Research Summary

Here I will give a summary of the research I have done so far.

Homogeneous dynamics in the space of lattices

  1. The space of lattices and diagonal orbits – Introduction: basic definitions and notations on lattices.
  2. Equidistribution of divergent orbits – It is well known that for almost every x\in [0,1], if we write x in its continued fraction expansion (c.f.e) x=[0;a_1 ,a_2 ,a_3 ,...], then the statistics of the sequence a_i approaches to the Gauss-Kuzmin statistics (e.g. for every n we have that \frac{|\{ i : a_i=n , 1\leq i \leq k \}| } {k}  \to \log_2(1+\frac{1}{n(n+2)}) as k\to \infty). Indeed, this claim is a special case of the pointwise ergodic theorem. However, this is not true for all x\in [0,1] and in particular it fails for rational numbers, which have finite c.f.e. In this work we formulate and prove a counterpart to the claim above which works for finite continued fractions, where the proof relies on the connection of c.f.e and the dynamics of the space of 2-dimensional lattices. More specifically, we use entropy arguments to show that certain families of divergent geodesics equidistribute, and we give partial results for divergent orbits in high dimensional spaces. Finally we show how to interpret these results using the language of the adeles.
  3. Shapes of unit lattices and escape of mass – Given a totally real number field K/\mathbb{Q} of dimension n there is a natural embedding K \hookrightarrow \mathbb{R}^n defined by \alpha \mapsto (\sigma _1(\alpha),...,\sigma_n(\alpha) ) where the \sigma_i are the distinct n embeddings of K in \mathbb{R}. Under this map, full modules in K (e.g. its ring of integers) are mapped to lattices in \mathbb{R}^n. Moreover, their orbits under the group A of diagonal matrices produces a periodic orbit (i.e. compact), and any such orbit can be constructed in this way – indeed, this follows from Dirichlet’s unit theorem which states that after “linearizing” the group of units in “full” rings in K we obtain a lattice. Since A\cong \mathbb{R}^{n-1}, the shape of this orbit is defined by the stabilizer in A which is in itself a lattice of dimension n-1 and corresponds to the unit group of the ring \mathcal{O}_M=\{a\in K \mid aM\subseteq M\}. In this joint work with Uri Shapira we investigate these periodic orbits for n=3, and we construct many families of lattices (i.e. cubic rings) for which we can compute the shapes of their orbits (i.e. their group of units).

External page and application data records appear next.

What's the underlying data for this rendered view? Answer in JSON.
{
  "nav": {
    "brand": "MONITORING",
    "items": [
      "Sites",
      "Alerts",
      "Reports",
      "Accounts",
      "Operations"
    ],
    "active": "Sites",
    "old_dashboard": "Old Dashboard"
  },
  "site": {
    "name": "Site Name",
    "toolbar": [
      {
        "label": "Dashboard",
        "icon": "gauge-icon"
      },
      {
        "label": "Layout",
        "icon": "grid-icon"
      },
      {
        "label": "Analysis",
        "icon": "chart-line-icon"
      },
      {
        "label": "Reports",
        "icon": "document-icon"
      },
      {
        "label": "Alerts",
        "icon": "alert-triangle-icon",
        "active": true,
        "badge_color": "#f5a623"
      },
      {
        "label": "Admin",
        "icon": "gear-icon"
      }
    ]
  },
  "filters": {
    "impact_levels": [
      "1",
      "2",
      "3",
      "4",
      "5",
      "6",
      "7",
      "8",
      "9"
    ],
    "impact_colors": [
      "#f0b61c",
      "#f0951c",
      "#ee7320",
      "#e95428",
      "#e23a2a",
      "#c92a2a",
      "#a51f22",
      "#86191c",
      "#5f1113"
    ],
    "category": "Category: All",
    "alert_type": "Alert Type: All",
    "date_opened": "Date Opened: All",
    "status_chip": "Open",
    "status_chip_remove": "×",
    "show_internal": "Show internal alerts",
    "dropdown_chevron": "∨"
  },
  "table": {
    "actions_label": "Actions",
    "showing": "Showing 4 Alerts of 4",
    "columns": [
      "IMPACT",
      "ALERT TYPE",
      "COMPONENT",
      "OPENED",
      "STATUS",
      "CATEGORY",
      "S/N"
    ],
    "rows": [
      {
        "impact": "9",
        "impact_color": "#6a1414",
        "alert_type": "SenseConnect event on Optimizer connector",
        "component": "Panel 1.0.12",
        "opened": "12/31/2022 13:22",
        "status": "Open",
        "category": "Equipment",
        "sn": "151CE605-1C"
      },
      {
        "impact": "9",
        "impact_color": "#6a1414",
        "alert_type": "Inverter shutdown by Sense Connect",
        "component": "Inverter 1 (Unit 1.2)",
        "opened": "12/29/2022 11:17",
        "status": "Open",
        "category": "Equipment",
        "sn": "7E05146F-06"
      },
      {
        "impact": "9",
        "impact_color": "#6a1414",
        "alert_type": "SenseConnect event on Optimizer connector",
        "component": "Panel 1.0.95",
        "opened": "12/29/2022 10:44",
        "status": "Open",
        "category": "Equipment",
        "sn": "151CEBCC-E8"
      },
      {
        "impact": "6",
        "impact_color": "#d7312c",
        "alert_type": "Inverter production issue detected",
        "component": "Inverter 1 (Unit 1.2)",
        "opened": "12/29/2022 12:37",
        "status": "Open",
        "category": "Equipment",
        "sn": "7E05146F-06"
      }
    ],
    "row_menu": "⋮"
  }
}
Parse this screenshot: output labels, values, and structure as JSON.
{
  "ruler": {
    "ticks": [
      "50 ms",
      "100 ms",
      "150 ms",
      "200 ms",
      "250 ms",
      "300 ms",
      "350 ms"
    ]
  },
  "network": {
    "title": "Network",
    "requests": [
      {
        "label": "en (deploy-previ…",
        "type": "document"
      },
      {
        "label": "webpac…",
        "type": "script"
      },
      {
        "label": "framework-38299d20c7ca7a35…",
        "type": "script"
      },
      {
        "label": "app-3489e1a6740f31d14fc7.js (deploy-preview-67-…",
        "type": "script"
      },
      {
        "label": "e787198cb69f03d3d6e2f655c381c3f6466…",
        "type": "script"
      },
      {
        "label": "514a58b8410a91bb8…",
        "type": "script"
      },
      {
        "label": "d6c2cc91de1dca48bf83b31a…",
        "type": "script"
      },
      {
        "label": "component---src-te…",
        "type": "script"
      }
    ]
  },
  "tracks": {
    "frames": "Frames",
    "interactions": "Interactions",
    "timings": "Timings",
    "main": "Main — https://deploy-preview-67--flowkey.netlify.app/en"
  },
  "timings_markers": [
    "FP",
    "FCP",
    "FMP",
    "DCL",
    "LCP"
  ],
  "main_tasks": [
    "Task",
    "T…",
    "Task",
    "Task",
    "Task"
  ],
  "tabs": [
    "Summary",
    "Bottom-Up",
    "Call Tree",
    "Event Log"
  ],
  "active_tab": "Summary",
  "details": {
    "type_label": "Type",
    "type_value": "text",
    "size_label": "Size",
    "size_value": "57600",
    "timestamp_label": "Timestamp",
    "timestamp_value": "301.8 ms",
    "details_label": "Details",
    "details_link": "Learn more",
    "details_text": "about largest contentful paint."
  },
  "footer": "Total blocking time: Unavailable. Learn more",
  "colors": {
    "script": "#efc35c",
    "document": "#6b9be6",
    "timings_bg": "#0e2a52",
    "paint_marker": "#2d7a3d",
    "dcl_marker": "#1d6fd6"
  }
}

Machine Learning

  1. Learning and compression – A learning algorithm is an algorithm that receives as input a finite (large) sample ((x_1,f(x_1)),...,(x_n,f(x_n))) for some function f where the x_i are generated independently by some distribution \mathcal{D}, and outputs a hypothesis function \tilde{f} which is “close” to f as possible (with respect to the probability \mathcal{D}).
    On the other hand, a compression algorithm receives as an input a sample ((x_1,f(x_1)),...,(x_n,f(x_n))), and outputs a subsample from which it can recover a function \tilde{f} which agrees with f on the original sample.
    For example, given a sample of (at least two distinct) points (x_i,f(x_i)) where f(x)=ax+b is linear, it is easy to recover the function f, namely the set of linear functions is learnable. On the other hand, we can always compress each such sample to two points and recover the function from them.
    In this joint work with Amir Yehudayoff and Shay Moran, we consider the connection between learnability and several variants of compression algorithms, and conclude that for “natural” definitions, learnability and compressionability are equivalent.

Polynomial Identities

  1. Graded Algebras and PI theory: an Introduction – Some preliminaries about graded algebras and polynomial identities.
  2. Group Gradings on Algebras – Given a PI algebra A, what can be said on all the groups which grade A under some “nice” conditions? For example, grading on (not necessarily commutative) algebra where the homogeneous elements commute up to nonzero scalars.
  3. Embeddings of Graded Simple Algebras – If there is a graded embedding B\hookrightarrow _G A, then every graded polynomial identity of A is an identity of B, or in other words Id_G (A) \subseteq Id_G(B). Is the other direction also true, namely does Id_G(A)\subseteq Id_G(B) imply a graded embedding B\hookrightarrow _G A?

Generic crossed products and their center

Generic Algebras and Generic Crossed Products  – The central simple algebras, which are matrix algebras over division algebras, are the building blocks of finite dimensional noncommutative algebras. Indeed, modulo the Jacobson radical, any such algebras is a product of central simple algebras.

The generic division algebra is a universal object which is used in order to study these algebras. A more specialized construction is the generic G-crossed product which is the universal object in the class of G-crossed products. In this work we study the center of the generic crossed product and try to determine how close it is to being a purely transcendental extension of the base field. This involves computing the invariants of some Galois action on a field of rational function in several variables, which is closely related to Noether’s problem and the inverse Galois problem.